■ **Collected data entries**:
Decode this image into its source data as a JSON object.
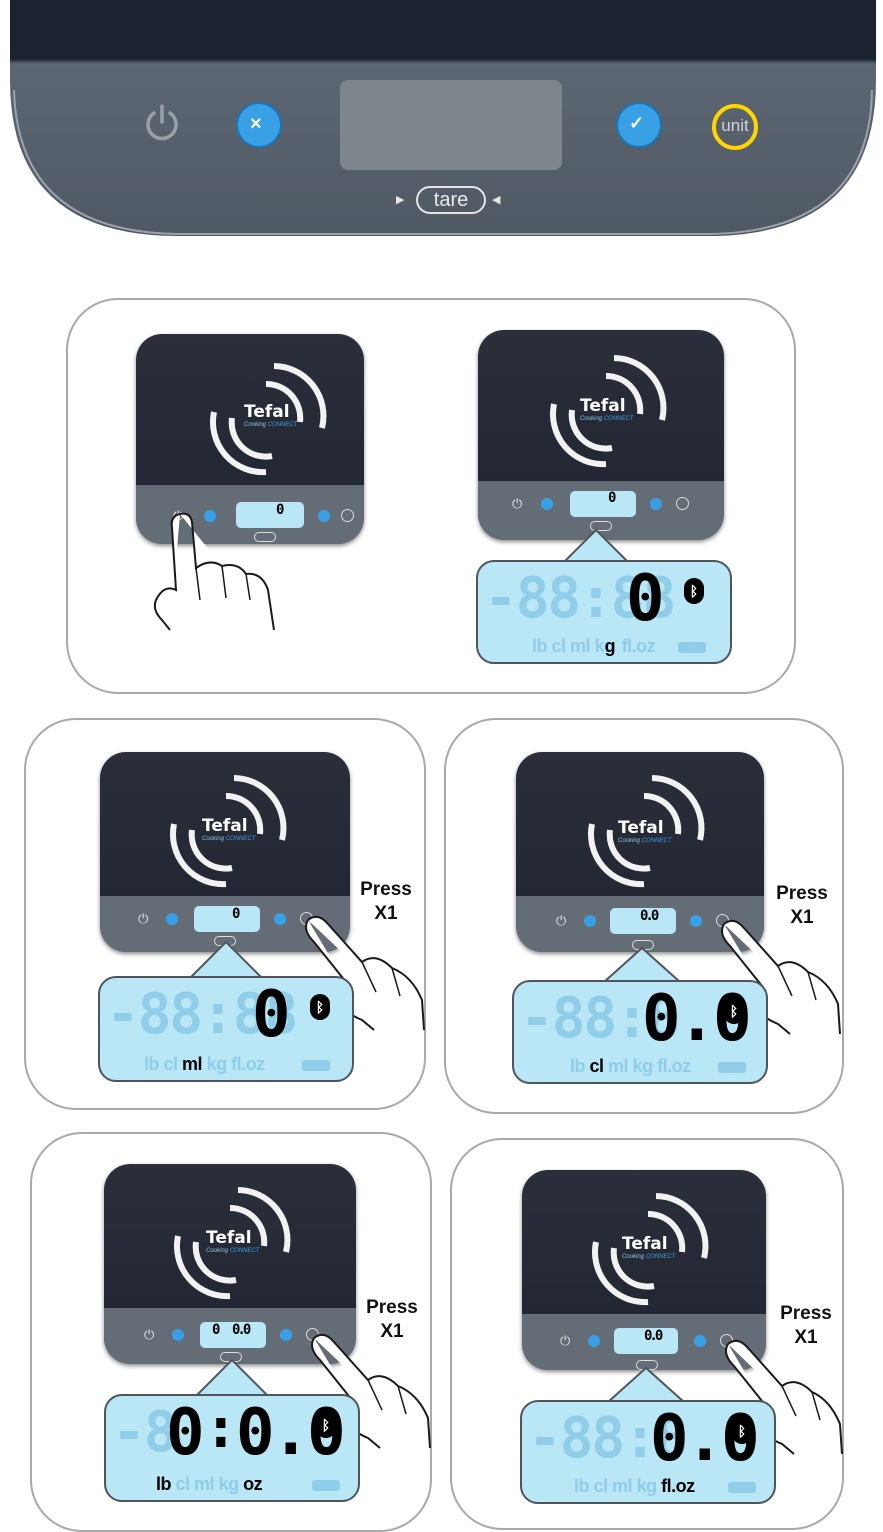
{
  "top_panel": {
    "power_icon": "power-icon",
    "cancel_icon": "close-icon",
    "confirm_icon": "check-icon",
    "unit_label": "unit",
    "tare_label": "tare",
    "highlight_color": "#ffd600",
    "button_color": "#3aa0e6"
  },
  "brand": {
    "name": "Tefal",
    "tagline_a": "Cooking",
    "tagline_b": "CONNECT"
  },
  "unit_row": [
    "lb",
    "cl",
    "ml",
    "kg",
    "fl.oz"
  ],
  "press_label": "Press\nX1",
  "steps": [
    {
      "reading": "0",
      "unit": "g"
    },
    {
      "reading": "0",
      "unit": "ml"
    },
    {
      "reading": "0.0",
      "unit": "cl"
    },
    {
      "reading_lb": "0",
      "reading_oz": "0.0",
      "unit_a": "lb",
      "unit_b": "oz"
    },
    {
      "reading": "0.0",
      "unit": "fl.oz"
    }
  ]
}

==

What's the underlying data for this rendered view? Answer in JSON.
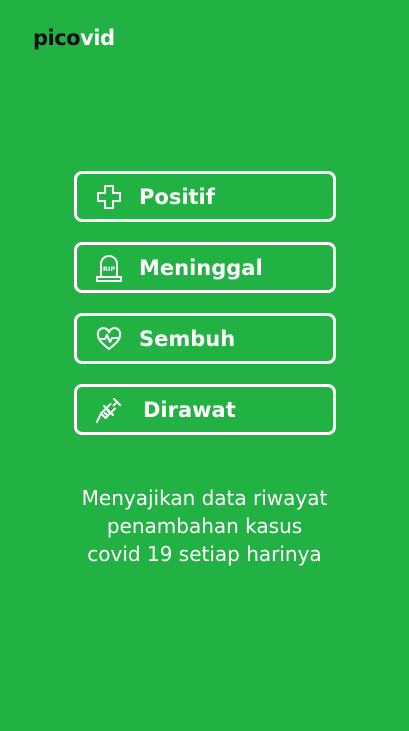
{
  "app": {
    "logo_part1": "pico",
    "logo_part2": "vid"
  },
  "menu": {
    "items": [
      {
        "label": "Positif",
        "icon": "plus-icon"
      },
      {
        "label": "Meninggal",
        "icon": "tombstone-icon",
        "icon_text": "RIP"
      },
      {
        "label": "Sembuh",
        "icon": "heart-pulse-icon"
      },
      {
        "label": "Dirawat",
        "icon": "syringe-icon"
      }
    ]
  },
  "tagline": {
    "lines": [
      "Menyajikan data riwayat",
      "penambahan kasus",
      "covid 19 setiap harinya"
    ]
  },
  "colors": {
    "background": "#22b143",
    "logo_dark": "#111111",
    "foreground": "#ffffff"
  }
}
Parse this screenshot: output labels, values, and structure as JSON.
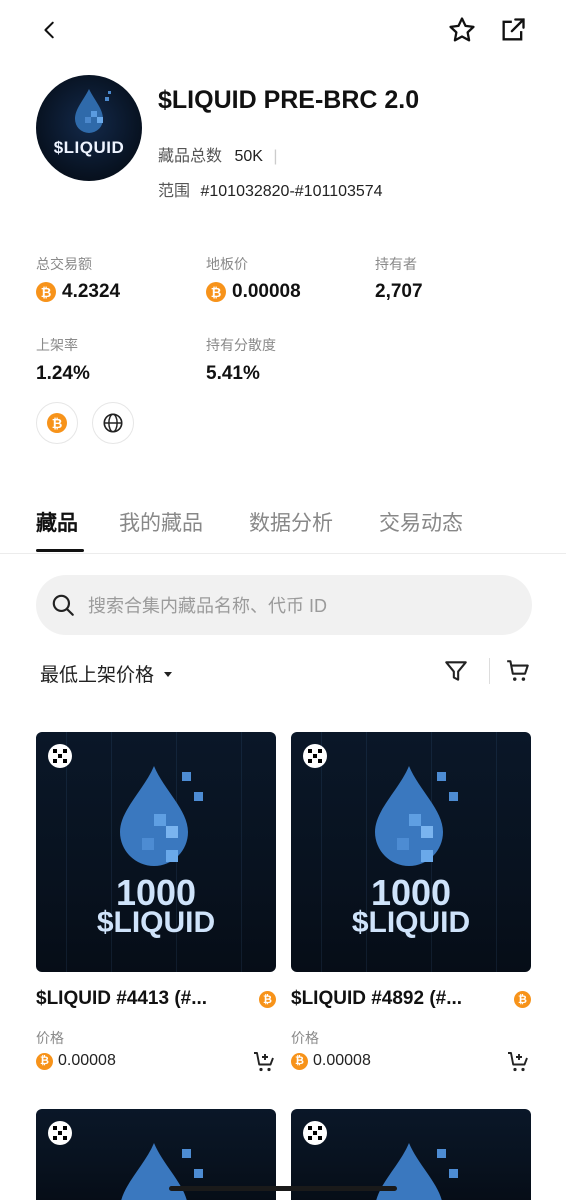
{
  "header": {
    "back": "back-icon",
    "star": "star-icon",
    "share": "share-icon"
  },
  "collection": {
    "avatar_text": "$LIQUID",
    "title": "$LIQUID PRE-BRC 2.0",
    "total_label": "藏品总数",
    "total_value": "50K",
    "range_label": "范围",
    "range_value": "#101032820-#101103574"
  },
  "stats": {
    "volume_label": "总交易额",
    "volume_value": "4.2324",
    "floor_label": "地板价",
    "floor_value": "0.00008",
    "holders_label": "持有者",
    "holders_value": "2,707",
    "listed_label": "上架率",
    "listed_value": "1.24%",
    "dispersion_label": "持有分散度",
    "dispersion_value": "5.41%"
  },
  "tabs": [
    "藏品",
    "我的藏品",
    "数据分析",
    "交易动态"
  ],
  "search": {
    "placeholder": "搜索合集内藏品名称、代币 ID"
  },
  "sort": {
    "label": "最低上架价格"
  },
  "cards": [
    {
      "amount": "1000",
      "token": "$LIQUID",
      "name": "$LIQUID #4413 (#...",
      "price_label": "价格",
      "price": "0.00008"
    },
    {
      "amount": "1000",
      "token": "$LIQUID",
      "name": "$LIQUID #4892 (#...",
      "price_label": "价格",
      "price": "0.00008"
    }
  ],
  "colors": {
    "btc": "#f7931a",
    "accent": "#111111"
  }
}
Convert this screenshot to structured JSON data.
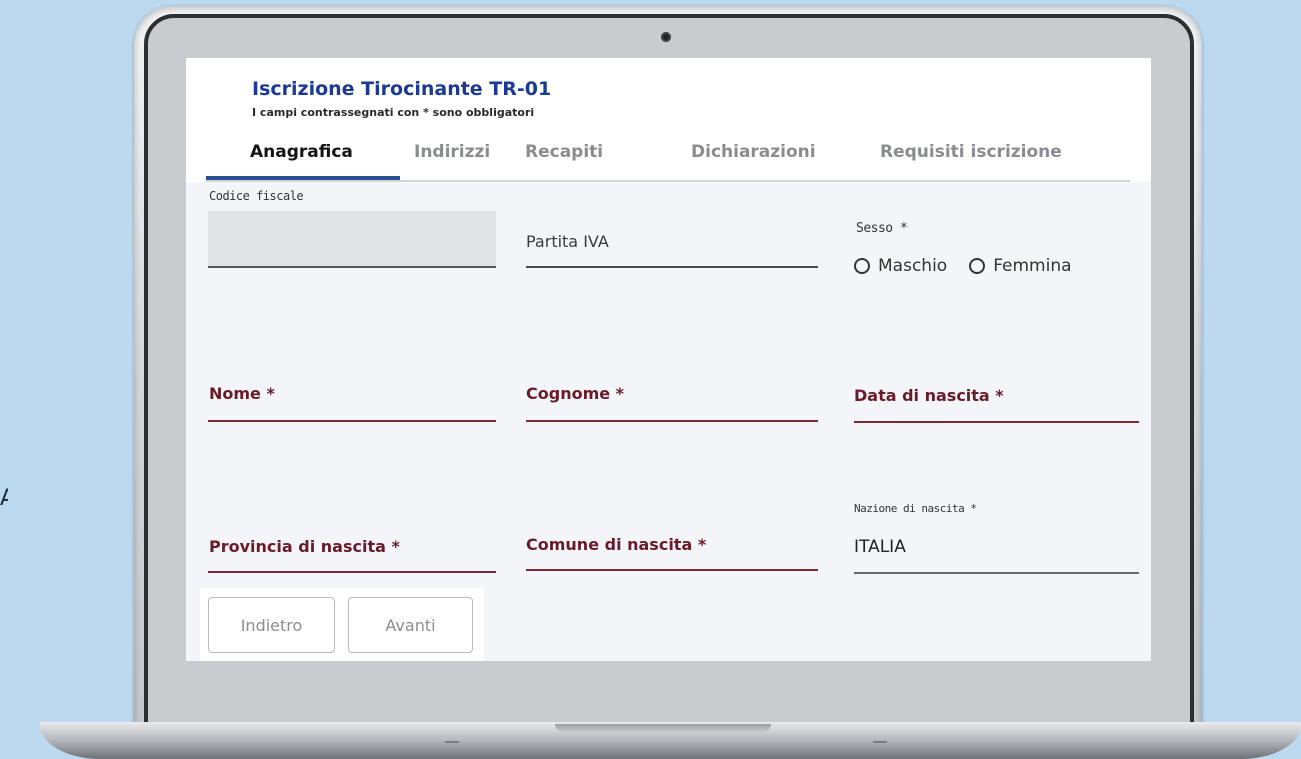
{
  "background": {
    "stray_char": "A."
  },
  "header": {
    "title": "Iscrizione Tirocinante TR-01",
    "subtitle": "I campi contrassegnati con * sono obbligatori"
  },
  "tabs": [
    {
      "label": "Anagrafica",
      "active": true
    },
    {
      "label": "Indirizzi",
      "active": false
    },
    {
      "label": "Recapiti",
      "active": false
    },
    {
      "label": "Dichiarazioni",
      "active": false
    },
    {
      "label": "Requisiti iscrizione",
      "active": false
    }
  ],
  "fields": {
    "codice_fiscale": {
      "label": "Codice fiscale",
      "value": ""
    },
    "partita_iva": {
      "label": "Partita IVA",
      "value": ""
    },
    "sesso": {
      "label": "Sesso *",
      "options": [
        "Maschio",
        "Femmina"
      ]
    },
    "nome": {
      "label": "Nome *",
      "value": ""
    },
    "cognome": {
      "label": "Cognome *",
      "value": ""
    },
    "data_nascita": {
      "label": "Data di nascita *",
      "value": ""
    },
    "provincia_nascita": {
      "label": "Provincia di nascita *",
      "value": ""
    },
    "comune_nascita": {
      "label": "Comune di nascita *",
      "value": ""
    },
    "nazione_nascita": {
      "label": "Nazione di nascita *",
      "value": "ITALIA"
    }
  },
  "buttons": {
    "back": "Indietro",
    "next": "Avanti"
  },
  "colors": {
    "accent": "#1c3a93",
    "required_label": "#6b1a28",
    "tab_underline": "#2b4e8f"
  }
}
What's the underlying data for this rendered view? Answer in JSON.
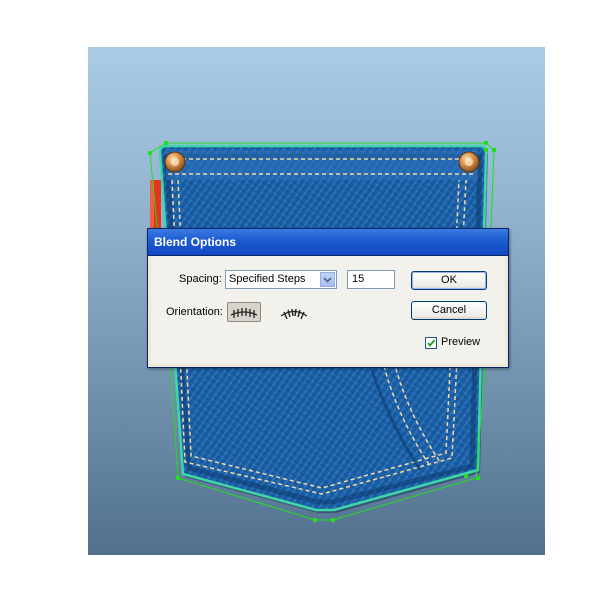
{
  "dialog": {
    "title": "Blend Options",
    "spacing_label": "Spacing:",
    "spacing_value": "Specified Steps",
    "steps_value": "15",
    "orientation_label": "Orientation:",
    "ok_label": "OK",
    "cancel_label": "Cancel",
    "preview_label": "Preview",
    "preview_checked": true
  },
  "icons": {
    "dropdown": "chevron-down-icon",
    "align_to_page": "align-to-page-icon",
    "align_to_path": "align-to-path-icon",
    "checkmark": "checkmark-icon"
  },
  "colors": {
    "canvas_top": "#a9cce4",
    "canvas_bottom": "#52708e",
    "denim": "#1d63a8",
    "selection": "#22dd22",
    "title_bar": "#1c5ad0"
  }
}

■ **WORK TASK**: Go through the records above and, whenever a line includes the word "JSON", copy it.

■ **ANSWER BELOW**:
Decode this image into its source data as a JSON object.
What's the underlying data for this rendered view? Answer in JSON.
Parse this screenshot: output labels, values, and structure as JSON.
Convert this screenshot to structured JSON data.
What's the underlying data for this rendered view? Answer in JSON.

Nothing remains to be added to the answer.